The future, though, can be unpredictable, including when the next extreme weather will arrive and where.

We know from the Bureau of Meteorology that conditions have been tilted towards a “three-peat La Niña”. (We flagged this as a possibility of three years in a row of La Niña back in March.)

Indications continue to mount that we’re in for such an event … so don’t store away the umbrellas if you’re in eastern Australia just yet:

Strong low-level easterly winds across the eastern/central tropical Pacific have led to a significant upwelling Kelvin wave which should reinforce #LaNina for the peak of Atlantic #hurricane season (August-October). pic.twitter.com/KuNq4dyYrH

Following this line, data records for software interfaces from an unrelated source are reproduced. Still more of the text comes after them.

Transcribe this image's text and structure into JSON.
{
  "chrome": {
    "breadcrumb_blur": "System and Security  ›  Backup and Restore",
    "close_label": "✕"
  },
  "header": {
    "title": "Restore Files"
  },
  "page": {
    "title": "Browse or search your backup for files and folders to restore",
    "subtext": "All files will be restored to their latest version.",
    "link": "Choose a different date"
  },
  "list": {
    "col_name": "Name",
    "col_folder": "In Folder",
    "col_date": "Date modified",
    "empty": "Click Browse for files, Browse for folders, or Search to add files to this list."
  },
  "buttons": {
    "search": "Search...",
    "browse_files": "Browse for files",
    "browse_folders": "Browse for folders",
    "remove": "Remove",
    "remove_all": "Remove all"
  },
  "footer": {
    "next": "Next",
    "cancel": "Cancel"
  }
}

— Philip Klotzbach (@philklotzbach) August 1, 2022

Updated at 20.16 EDT

Josh Butler

Josh Butler

Did Albanese score a ‘dodgy’ try?

Evidence from the parliamentary touch footy game this morning is building a case for Queensland being dudded by a bad refereeing call, after emergency services minister Murray Watt accused prime minister Anthony Albanese of scoring a “dodgy” try.

Queensland captain (and sports minister) Anika Wells swore she got a touch on the PM before he dived in to plant the ball with a spectacular diving one-handed effort on the stroke of halftime in the annual state of origin match.

Photos showed Wells claiming a tag but the on-field referee gave the try to Albanese, taking NSW to a 3-1 lead.

Anthony Albanese after the match with the victorious NSW team
Anthony Albanese after the match with the victorious NSW team. Photograph: Mike Bowers/The Guardian

National Rugby League CEO Andrew Abdo was on the sidelines of the match, having earlier briefly played for Queensland, to witness first-hand another refereeing controversy. Sadly the Parliament House playing fields do not have video replay or bunker facilities but photos from the game are filtering in to show Wells had a case.

News Corp has published photos showing Wells appearing to get a touch on the PM’s side as he dived for the try. Albanese’s own social media team posted a pic from a slightly different angle, also showing Wells reaching out to claim a touch.

Albanese joked in a sideline TV interview:

I scored the try to put it 3-1 ahead and at that point I think the game should have been stopped at halftime. Apparently these other referees, this fellow called Andrew Abdo from the NRL, he is sort of trying to run the show.

We’ve reached out to the NRL for comment on yet another refereeing controversy.

Updated at 20.13 EDT

Jacinda Ardern pledges millions to fund Samoan climate projects

AAP has an update on New Zealand prime minister Jacinda Ardern’s visit to Samoa:

New Zealand has made a multimillion-dollar pledge to fund Samoan climate projects and to rebuild an Apia waterfront market.

Jacinda Ardern at Faleolo international airport in Samoa yesterday
Jacinda Ardern at Faleolo international airport in Samoa yesterday. Photograph: Ben Mckay/AAP

Prime minister Jacinda Ardern announced NZ$27m (A$24.3m) for the Pacific nation, with climate investments to be decided in tandem between the two governments:

This funding will help build Samoa’s resilience to the impacts of climate change and its transition to a low emissions economy.

Ardern is in Samoa on a two-day visit on the occasion of the 60th anniversary of both Samoan independence and the signing of a treaty of friendship between the two countries.

The New Zealand delegation – including the opposition leader, other MPs, business and religious leaders – were the first arrivals after Samoa relaxed its border regime yesterday to allow international tourists to visit again.

Updated at 20.01 EDT